- [Task instructions]: Find every line below with "JSON" in it and give only how many there are.

Segment Open

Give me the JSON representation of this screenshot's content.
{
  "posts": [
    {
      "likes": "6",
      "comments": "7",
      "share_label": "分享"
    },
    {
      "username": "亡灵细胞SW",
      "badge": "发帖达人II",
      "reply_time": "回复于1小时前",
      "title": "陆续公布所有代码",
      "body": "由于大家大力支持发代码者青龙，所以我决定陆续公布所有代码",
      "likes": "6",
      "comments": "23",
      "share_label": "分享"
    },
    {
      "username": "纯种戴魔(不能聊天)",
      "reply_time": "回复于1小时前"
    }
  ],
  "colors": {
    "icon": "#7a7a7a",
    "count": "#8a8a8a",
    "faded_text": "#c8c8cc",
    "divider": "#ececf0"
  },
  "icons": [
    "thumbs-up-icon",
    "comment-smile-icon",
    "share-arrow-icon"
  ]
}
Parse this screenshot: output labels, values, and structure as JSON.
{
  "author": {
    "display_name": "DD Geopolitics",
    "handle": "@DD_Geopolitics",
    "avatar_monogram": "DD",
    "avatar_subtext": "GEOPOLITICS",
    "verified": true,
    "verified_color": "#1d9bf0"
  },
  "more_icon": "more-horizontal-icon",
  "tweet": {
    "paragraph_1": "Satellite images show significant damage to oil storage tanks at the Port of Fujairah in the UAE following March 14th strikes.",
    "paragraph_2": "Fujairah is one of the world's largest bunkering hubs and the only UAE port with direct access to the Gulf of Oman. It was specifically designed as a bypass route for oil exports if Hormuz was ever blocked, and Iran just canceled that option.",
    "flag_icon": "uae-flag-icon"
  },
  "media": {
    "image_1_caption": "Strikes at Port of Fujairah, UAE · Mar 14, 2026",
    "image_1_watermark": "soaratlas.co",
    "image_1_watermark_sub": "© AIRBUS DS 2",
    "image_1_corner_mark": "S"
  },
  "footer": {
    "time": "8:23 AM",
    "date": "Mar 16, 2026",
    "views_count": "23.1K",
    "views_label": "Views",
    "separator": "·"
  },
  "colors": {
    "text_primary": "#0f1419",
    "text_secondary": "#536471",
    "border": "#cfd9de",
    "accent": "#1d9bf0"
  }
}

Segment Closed

- [Solution to this exercise]: 2